[UPDATE: School system spokeswoman Angela Simoneaux confirmed Tuesday, Oct. 6, that Mire took personal leave Friday afternoon, Oct. 2, after driving his bus that morning. He did not drive Monday or Tuesday.]
Even if tenured Lafayette Parish School bus driver Kenny Joseph Mire is convicted of OWI, the school board would not likely be able to fire him under current policy and state law. It’s understandable that parents whose children ride in Mire’s bus are outraged that he continued to drive their children after being arrested for drunken driving while off duty last week. And it’s totally unacceptable that no state or local policy for dealing with suspected off-duty OWI bus drivers is in place. Despite his Sept. 9 arrest, Mire was driving his route the following day and has continued to do so; he wasn’t even required to report the arrest to school officials.
Current school board policy stipulates that a bus driver convicted of second offense OWI while on duty shall be terminated, but there is no such policy for addressing alleged off-duty behavior. Mire was arrested on an OWI charge in 2004, two years after he was hired as a bus driver, according to The Daily Advertiser, but the charge was dismissed when the police officer failed to show up in court. It’s a shame that we don’t know more about those circumstances. The Advertiser also reported in its May 2007 investigation “Who’s at the Wheel?” that Mire was arrested in May 2002 for simple battery/domestic violence and pled no contest. He was arrested again that same month for simple burglary, again in March 2003 for simple criminal damage to property, and as recent as February 2006 for theft under $300, the paper reported.
State Rep. Rickey Hardy, a former member of the Lafayette Parish School Board, told the Advertiser Mire could be fired for violation of the school system’s morality clause, which reads: “Acts of nature which are deemed violations of law or deemed socially unacceptable and/or deemed morally intolerable as related to the proper conduct expected of individuals who work with the youth of the school system.”
A proposed policy change, which the school board is scheduled to take up Wednesday, would better address situations like this, requiring any employee who drives an LPSS owned vehicle to immediately report a drunk driving charge or arrest to human resources and the employee’s supervisor before resuming operation of an LPSS vehicle. The requirement would apply regardless of what vehicle the employee was driving at the time of arrest and covers both on and off duty employees. A provision in the proposal requires that the employee be referred to a substance abuse professional for assessment of his or her fitness to return to driving a commercial vehicle under federal regulations. He would also have to be declared fit to return to duty by the school system’s director of transportation and the director of risk management. The proposed policy does not call for dismissal unless a driver refuses an alcohol (or drug) test. No dismissal even if convicted of off-duty OWI!
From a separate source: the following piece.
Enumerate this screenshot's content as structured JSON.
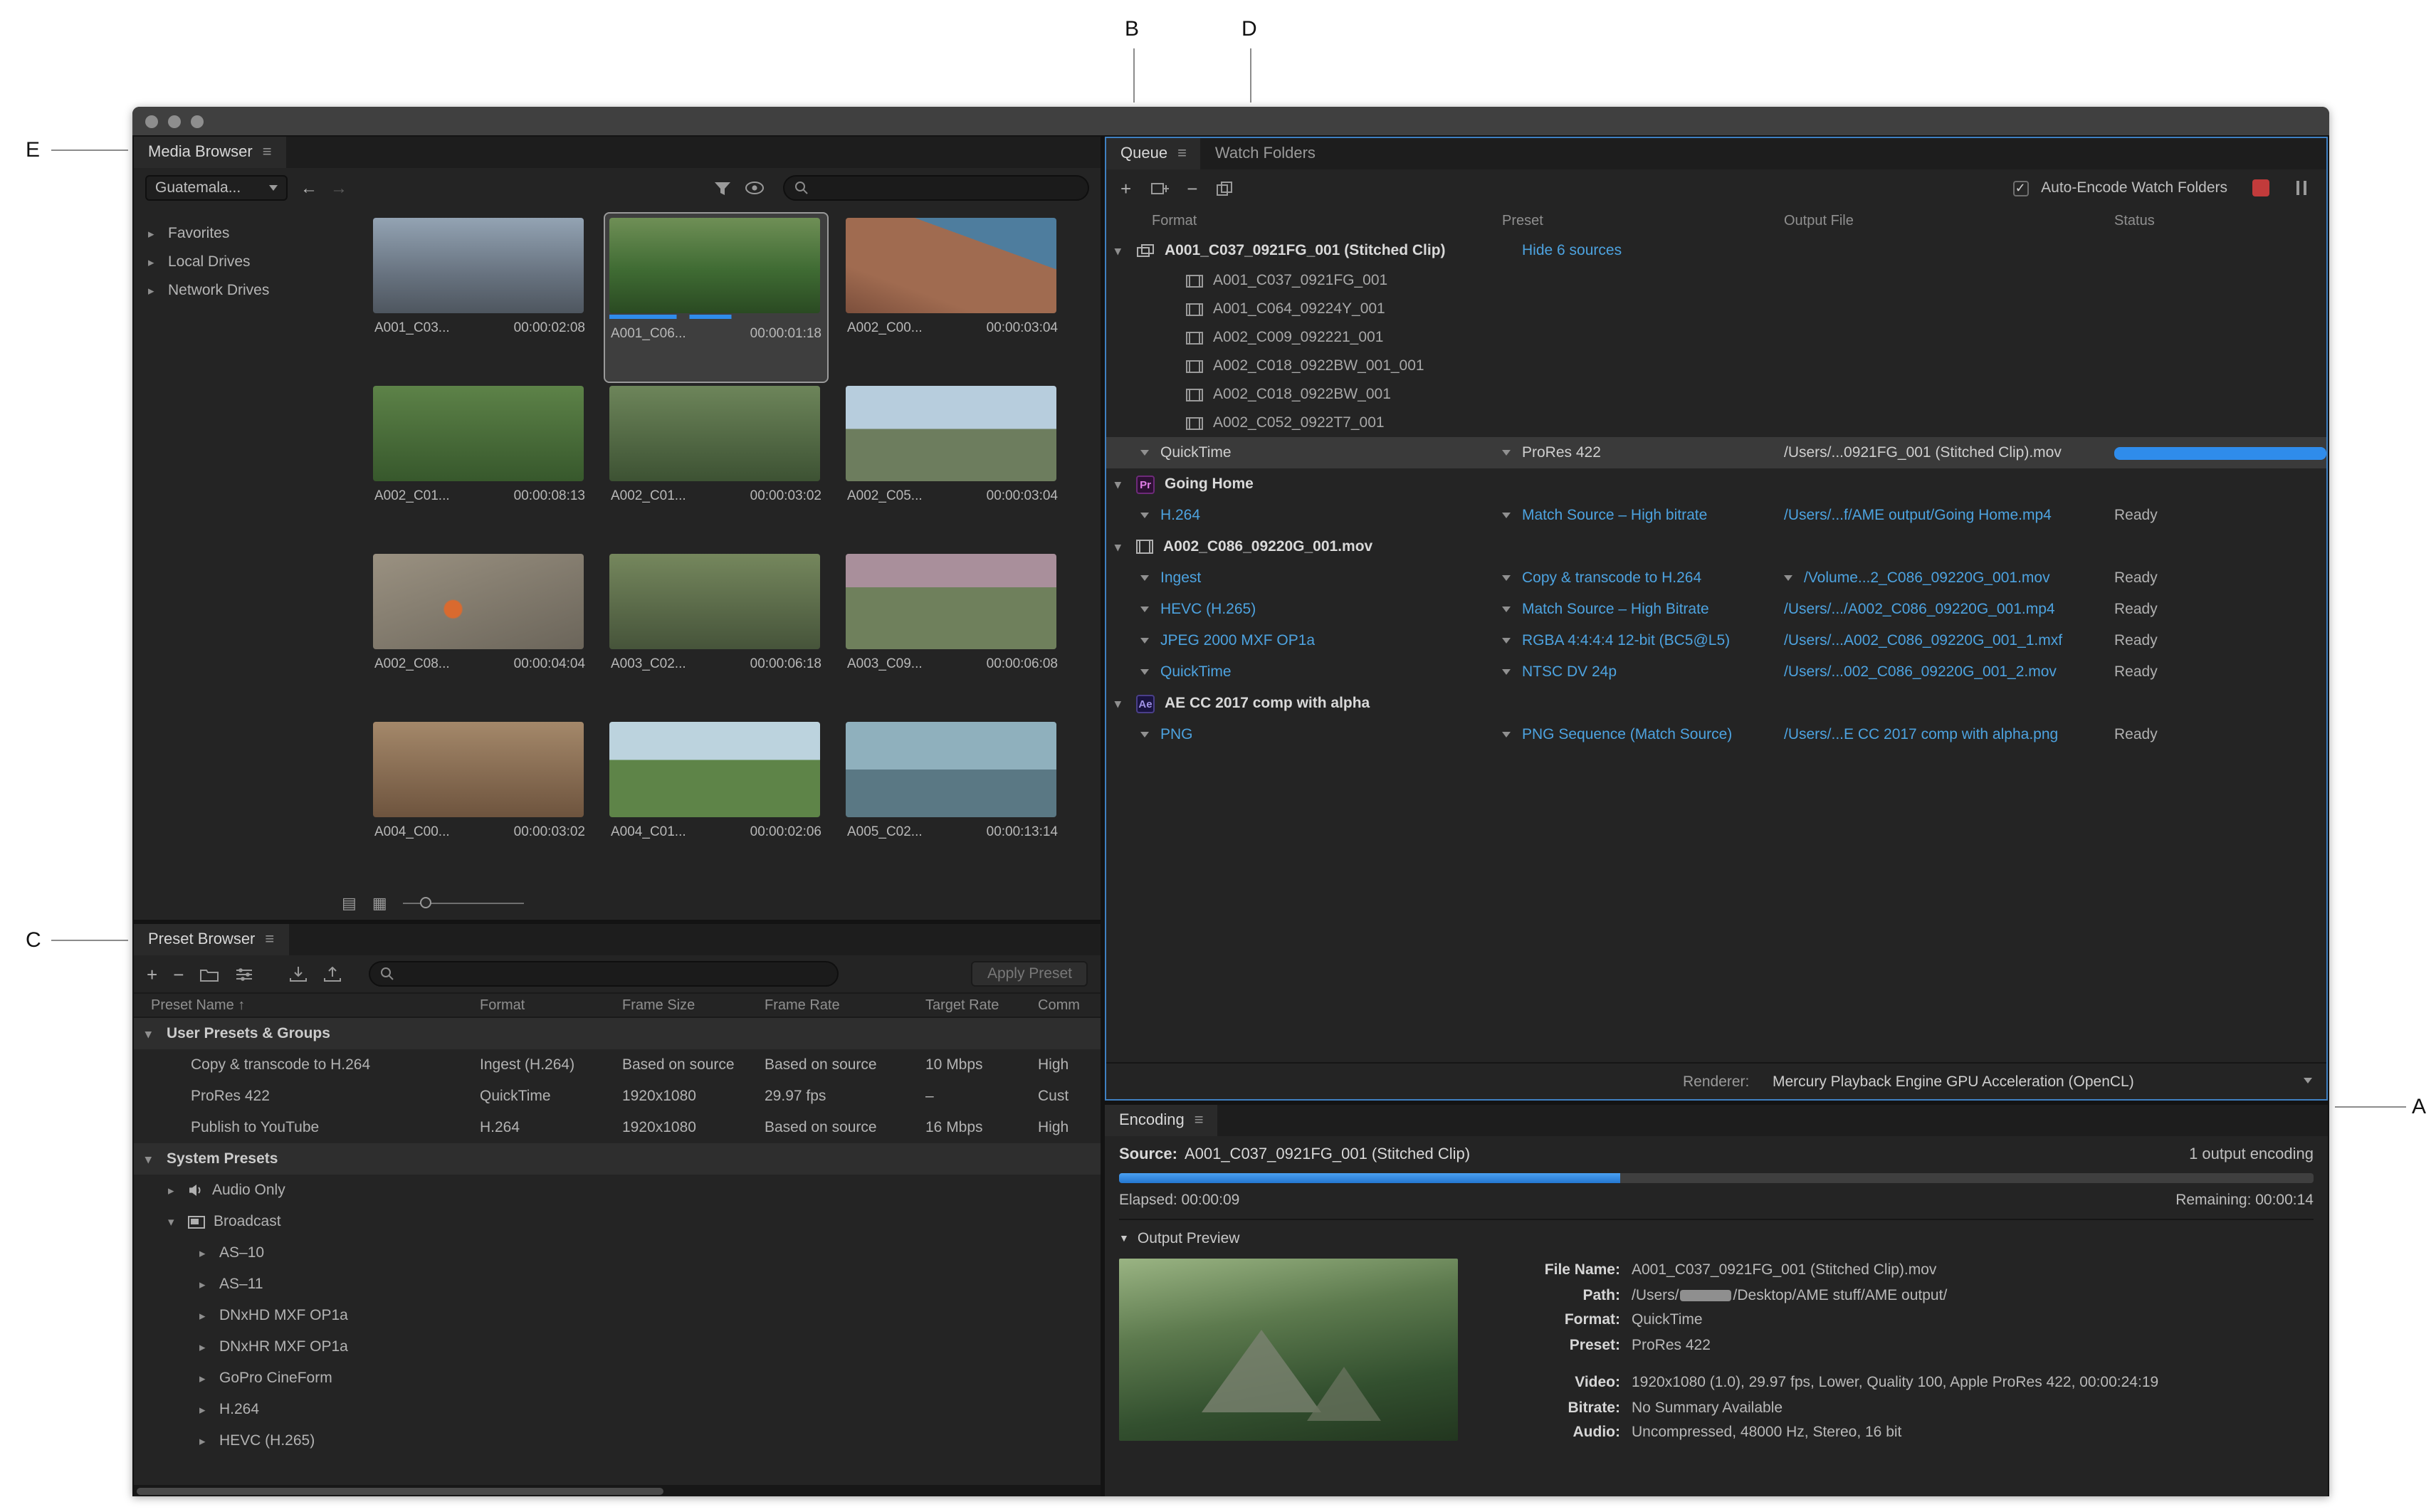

Without a policy in place, the school system’s hands, unfortunately, are tied for now in this matter. School Superintendent Burnell Lemoine is recommending a three-day suspension without pay, school system spokeswoman Angela Simoneaux tells The INDsider, and the school board will have to approve the recommendation Wednesday. “We can’t comment a lot on this because it’s a personnel matter,” Simoneaux says. “The public needs to know we do have to follow state tenure laws in handling teachers and bus drivers, and Mr. Mire is a tenured bus driver,” she continues. “We have talked to our attorneys about what we can do and what we can’t do.”